[Page and application data records]
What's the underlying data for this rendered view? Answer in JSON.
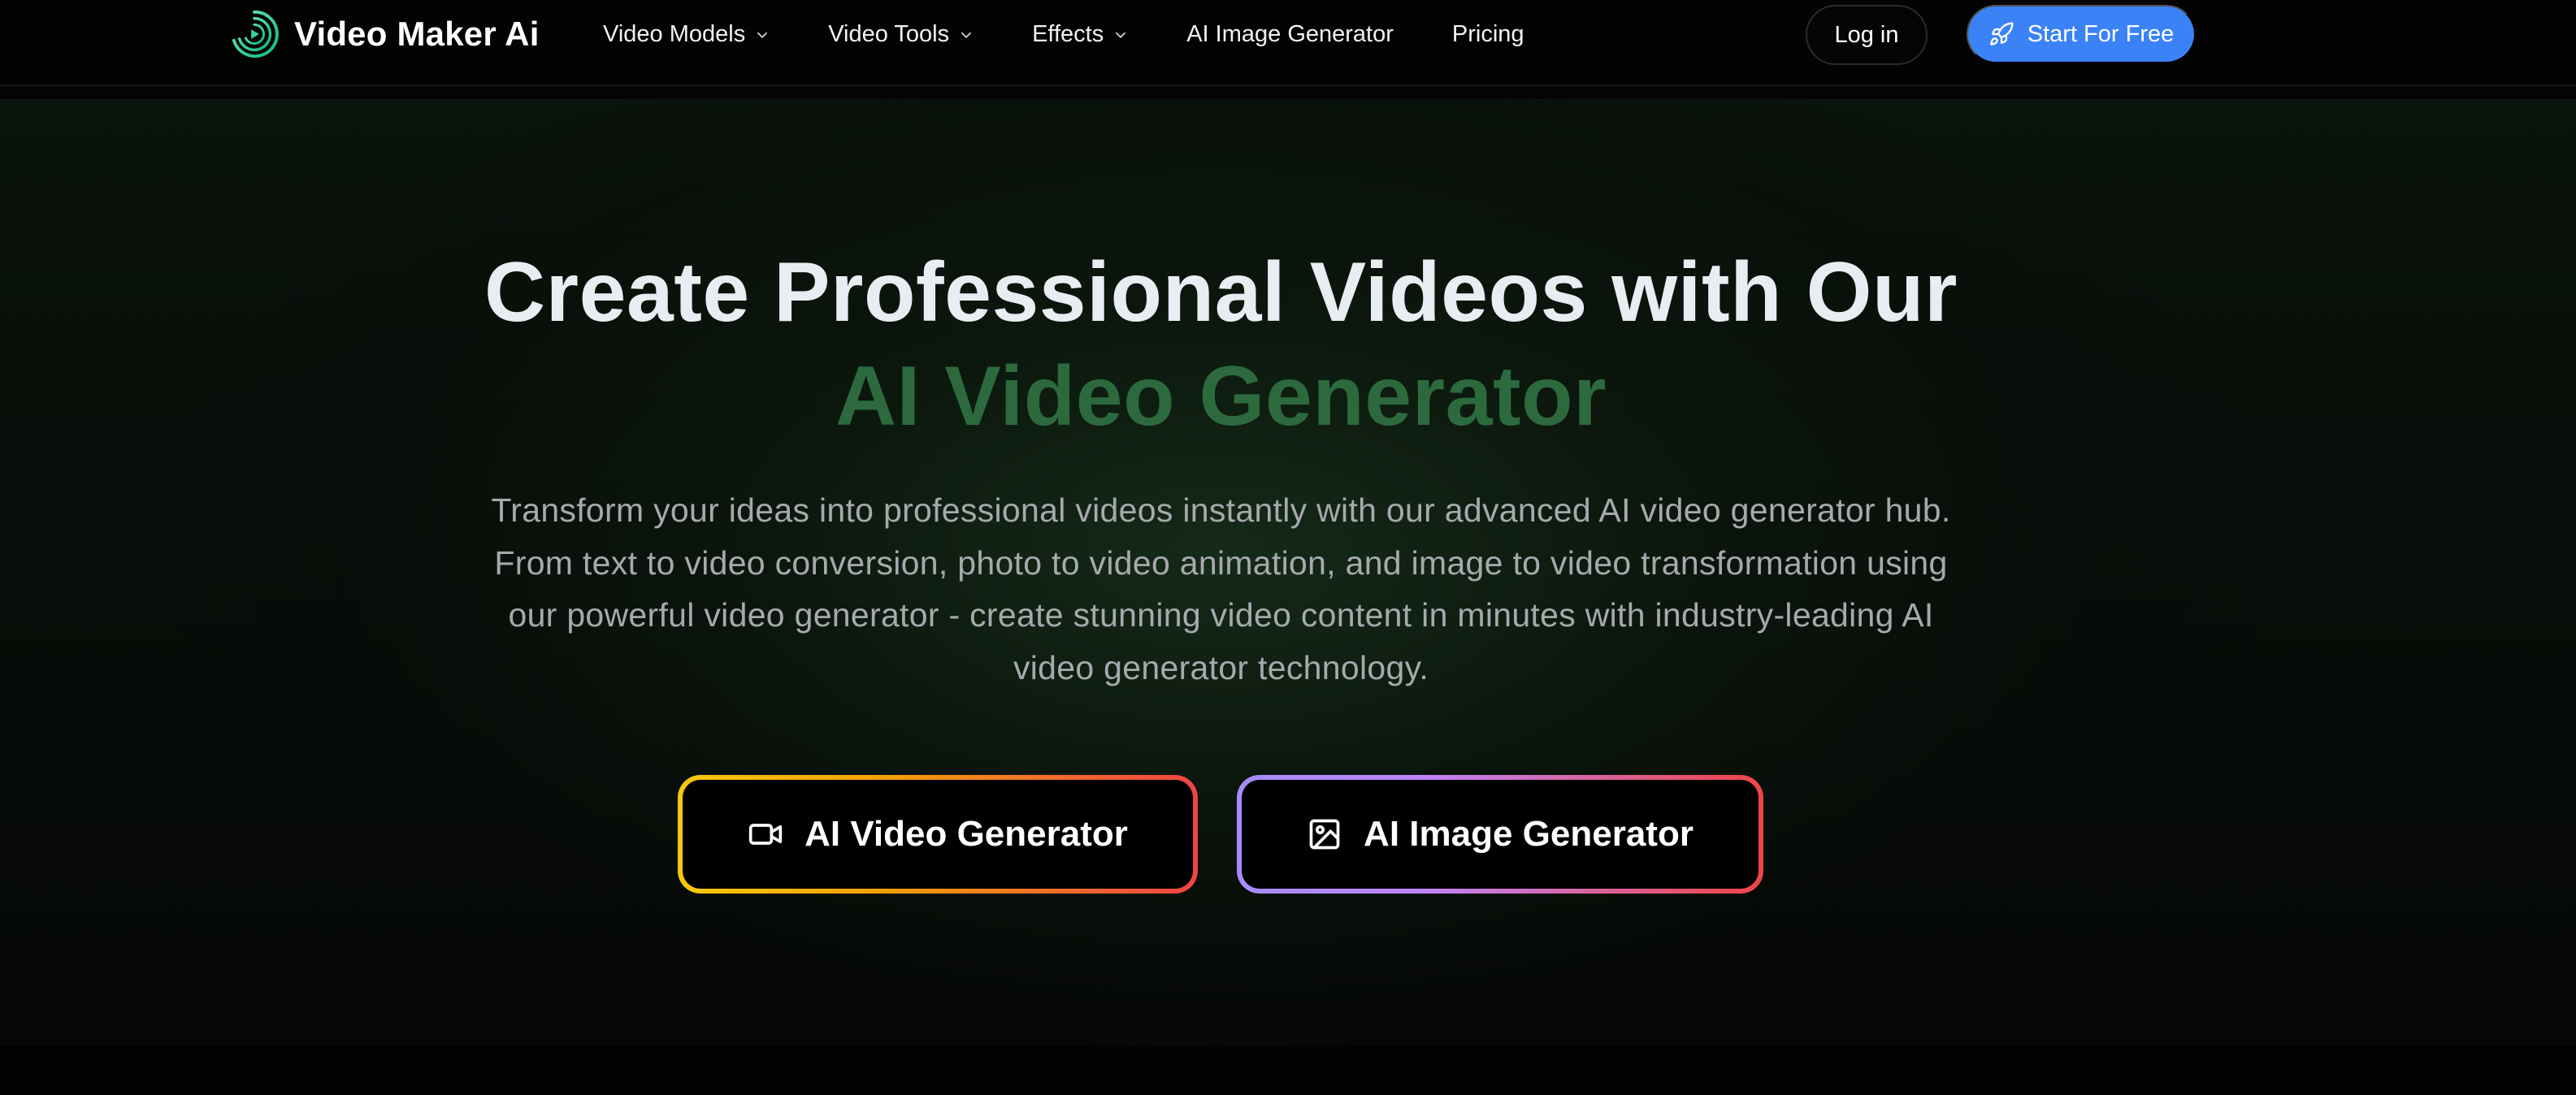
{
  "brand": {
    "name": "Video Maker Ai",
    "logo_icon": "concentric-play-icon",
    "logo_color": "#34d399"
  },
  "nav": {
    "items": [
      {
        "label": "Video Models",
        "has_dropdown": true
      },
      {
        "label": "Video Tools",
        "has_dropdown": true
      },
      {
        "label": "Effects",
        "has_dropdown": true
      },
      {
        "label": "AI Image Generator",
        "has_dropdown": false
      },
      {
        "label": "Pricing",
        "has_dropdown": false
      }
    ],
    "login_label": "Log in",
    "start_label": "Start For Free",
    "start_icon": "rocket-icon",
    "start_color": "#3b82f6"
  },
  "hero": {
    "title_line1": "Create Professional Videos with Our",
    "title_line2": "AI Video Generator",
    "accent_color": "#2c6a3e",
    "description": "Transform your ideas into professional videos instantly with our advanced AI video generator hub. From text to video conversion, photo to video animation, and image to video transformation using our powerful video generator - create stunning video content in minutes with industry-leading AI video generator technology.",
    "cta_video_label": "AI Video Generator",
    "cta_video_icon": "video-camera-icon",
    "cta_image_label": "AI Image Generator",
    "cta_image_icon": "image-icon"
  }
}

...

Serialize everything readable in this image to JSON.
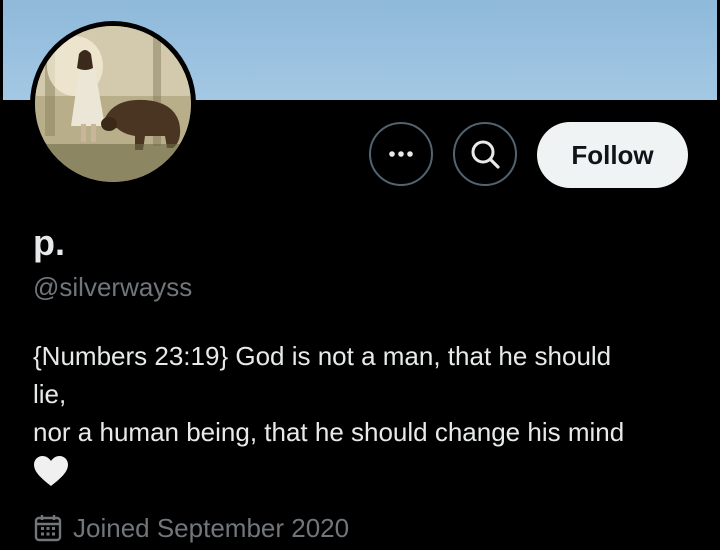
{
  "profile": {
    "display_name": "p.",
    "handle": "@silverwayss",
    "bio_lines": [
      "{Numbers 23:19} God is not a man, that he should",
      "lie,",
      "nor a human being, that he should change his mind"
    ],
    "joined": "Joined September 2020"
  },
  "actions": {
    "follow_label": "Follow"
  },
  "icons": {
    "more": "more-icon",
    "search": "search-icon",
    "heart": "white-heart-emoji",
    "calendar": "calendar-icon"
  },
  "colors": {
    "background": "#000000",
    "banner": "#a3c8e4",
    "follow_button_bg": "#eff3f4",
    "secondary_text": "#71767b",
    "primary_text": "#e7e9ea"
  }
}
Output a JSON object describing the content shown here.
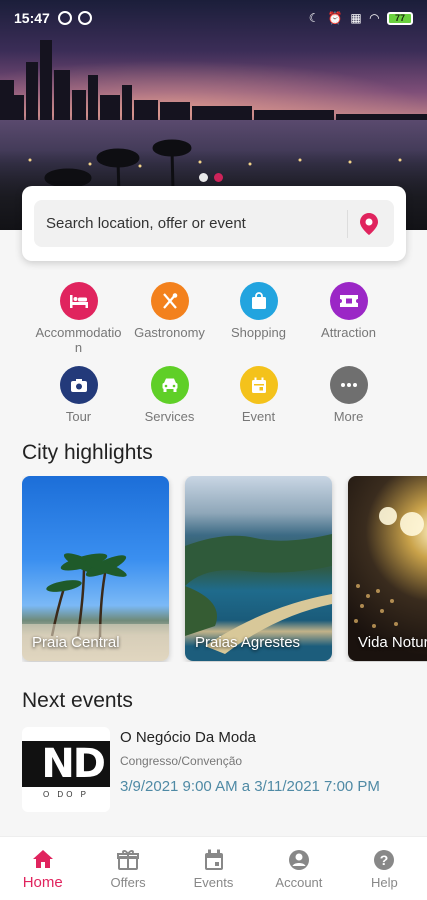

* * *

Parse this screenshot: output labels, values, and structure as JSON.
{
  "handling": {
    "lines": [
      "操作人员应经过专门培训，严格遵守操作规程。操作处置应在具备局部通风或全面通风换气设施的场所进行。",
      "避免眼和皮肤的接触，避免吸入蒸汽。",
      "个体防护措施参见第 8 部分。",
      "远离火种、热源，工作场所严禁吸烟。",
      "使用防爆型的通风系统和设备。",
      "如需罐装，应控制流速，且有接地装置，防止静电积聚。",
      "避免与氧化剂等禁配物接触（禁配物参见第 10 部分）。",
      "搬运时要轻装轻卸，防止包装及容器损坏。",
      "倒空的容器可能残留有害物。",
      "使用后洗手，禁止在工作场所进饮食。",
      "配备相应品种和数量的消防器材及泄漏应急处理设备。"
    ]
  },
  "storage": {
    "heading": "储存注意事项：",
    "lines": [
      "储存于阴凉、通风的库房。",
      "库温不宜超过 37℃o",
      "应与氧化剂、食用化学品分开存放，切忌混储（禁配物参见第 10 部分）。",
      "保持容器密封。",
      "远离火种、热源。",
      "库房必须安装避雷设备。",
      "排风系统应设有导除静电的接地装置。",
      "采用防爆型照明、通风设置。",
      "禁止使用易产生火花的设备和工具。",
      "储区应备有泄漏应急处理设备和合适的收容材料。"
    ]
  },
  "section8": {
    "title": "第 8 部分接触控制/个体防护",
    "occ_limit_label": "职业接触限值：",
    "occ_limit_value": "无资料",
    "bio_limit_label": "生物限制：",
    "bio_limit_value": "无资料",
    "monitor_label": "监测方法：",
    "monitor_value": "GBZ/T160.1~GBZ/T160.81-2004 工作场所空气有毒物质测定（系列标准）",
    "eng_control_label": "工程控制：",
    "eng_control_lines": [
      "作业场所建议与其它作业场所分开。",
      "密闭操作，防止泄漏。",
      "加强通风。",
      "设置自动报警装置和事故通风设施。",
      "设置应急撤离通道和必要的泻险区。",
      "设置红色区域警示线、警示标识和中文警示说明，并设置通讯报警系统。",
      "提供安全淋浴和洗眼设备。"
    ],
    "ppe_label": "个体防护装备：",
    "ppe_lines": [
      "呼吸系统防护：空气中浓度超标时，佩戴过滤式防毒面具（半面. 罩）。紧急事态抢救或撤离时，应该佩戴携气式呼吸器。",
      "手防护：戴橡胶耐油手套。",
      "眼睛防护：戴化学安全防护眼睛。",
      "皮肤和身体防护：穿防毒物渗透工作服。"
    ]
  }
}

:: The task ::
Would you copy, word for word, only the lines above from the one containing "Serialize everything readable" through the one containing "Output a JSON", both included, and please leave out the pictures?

:: Response ::
Serialize everything readable in this image to JSON.
{
  "profile": {
    "display_name": "p.",
    "handle": "@silverwayss",
    "bio_lines": [
      "{Numbers 23:19} God is not a man, that he should",
      "lie,",
      "nor a human being, that he should change his mind"
    ],
    "joined": "Joined September 2020"
  },
  "actions": {
    "follow_label": "Follow"
  },
  "icons": {
    "more": "more-icon",
    "search": "search-icon",
    "heart": "white-heart-emoji",
    "calendar": "calendar-icon"
  },
  "colors": {
    "background": "#000000",
    "banner": "#a3c8e4",
    "follow_button_bg": "#eff3f4",
    "secondary_text": "#71767b",
    "primary_text": "#e7e9ea"
  }
}
Output a JSON object describing the content shown here.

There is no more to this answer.